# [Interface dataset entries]
▼

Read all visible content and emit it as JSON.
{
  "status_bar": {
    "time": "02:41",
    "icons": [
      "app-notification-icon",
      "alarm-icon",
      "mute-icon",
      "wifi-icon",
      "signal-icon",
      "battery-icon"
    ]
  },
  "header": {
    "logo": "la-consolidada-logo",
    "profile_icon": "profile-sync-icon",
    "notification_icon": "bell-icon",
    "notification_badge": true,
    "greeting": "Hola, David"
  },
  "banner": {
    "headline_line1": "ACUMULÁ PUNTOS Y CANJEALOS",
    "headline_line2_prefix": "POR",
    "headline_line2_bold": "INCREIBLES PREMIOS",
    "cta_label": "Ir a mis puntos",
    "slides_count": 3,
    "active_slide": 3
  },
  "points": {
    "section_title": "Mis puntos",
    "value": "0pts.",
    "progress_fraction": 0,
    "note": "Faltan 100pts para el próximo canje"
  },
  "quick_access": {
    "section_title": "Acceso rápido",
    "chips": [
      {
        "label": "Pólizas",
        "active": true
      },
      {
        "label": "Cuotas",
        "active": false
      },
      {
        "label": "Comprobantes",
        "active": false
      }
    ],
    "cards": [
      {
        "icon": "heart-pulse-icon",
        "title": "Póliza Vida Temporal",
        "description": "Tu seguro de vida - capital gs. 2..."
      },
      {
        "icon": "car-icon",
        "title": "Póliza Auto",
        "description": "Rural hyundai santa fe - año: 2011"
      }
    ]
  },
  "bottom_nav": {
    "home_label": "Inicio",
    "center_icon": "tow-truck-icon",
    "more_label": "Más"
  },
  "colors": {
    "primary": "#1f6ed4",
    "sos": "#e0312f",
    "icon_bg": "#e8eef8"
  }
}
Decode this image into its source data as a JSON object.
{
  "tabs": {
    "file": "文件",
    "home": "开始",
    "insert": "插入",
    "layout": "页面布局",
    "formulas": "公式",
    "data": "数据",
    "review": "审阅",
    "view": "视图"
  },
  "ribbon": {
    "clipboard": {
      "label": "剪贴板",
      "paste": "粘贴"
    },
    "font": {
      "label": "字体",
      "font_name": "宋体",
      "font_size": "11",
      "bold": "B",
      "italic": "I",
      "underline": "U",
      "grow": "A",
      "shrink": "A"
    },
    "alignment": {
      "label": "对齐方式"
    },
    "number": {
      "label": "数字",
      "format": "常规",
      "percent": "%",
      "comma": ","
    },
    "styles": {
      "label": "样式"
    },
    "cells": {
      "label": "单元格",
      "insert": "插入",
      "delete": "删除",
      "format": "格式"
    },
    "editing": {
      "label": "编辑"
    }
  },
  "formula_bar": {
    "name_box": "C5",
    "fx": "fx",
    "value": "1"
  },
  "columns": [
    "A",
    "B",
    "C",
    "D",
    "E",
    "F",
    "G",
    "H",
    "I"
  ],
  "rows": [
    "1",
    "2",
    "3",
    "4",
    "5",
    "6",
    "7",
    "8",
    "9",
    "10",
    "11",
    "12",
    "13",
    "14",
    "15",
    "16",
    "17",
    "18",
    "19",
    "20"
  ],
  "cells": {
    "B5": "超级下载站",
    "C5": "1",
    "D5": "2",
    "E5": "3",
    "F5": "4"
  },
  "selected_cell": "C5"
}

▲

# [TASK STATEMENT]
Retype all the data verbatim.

# [EXERCISE RESULT]
Read all visible content and emit it as JSON.
{
  "status_bar": {
    "time": "02:41",
    "icons": [
      "app-notification-icon",
      "alarm-icon",
      "mute-icon",
      "wifi-icon",
      "signal-icon",
      "battery-icon"
    ]
  },
  "header": {
    "logo": "la-consolidada-logo",
    "profile_icon": "profile-sync-icon",
    "notification_icon": "bell-icon",
    "notification_badge": true,
    "greeting": "Hola, David"
  },
  "banner": {
    "headline_line1": "ACUMULÁ PUNTOS Y CANJEALOS",
    "headline_line2_prefix": "POR",
    "headline_line2_bold": "INCREIBLES PREMIOS",
    "cta_label": "Ir a mis puntos",
    "slides_count": 3,
    "active_slide": 3
  },
  "points": {
    "section_title": "Mis puntos",
    "value": "0pts.",
    "progress_fraction": 0,
    "note": "Faltan 100pts para el próximo canje"
  },
  "quick_access": {
    "section_title": "Acceso rápido",
    "chips": [
      {
        "label": "Pólizas",
        "active": true
      },
      {
        "label": "Cuotas",
        "active": false
      },
      {
        "label": "Comprobantes",
        "active": false
      }
    ],
    "cards": [
      {
        "icon": "heart-pulse-icon",
        "title": "Póliza Vida Temporal",
        "description": "Tu seguro de vida - capital gs. 2..."
      },
      {
        "icon": "car-icon",
        "title": "Póliza Auto",
        "description": "Rural hyundai santa fe - año: 2011"
      }
    ]
  },
  "bottom_nav": {
    "home_label": "Inicio",
    "center_icon": "tow-truck-icon",
    "more_label": "Más"
  },
  "colors": {
    "primary": "#1f6ed4",
    "sos": "#e0312f",
    "icon_bg": "#e8eef8"
  }
}
Decode this image into its source data as a JSON object.
{
  "tabs": {
    "file": "文件",
    "home": "开始",
    "insert": "插入",
    "layout": "页面布局",
    "formulas": "公式",
    "data": "数据",
    "review": "审阅",
    "view": "视图"
  },
  "ribbon": {
    "clipboard": {
      "label": "剪贴板",
      "paste": "粘贴"
    },
    "font": {
      "label": "字体",
      "font_name": "宋体",
      "font_size": "11",
      "bold": "B",
      "italic": "I",
      "underline": "U",
      "grow": "A",
      "shrink": "A"
    },
    "alignment": {
      "label": "对齐方式"
    },
    "number": {
      "label": "数字",
      "format": "常规",
      "percent": "%",
      "comma": ","
    },
    "styles": {
      "label": "样式"
    },
    "cells": {
      "label": "单元格",
      "insert": "插入",
      "delete": "删除",
      "format": "格式"
    },
    "editing": {
      "label": "编辑"
    }
  },
  "formula_bar": {
    "name_box": "C5",
    "fx": "fx",
    "value": "1"
  },
  "columns": [
    "A",
    "B",
    "C",
    "D",
    "E",
    "F",
    "G",
    "H",
    "I"
  ],
  "rows": [
    "1",
    "2",
    "3",
    "4",
    "5",
    "6",
    "7",
    "8",
    "9",
    "10",
    "11",
    "12",
    "13",
    "14",
    "15",
    "16",
    "17",
    "18",
    "19",
    "20"
  ],
  "cells": {
    "B5": "超级下载站",
    "C5": "1",
    "D5": "2",
    "E5": "3",
    "F5": "4"
  },
  "selected_cell": "C5"
}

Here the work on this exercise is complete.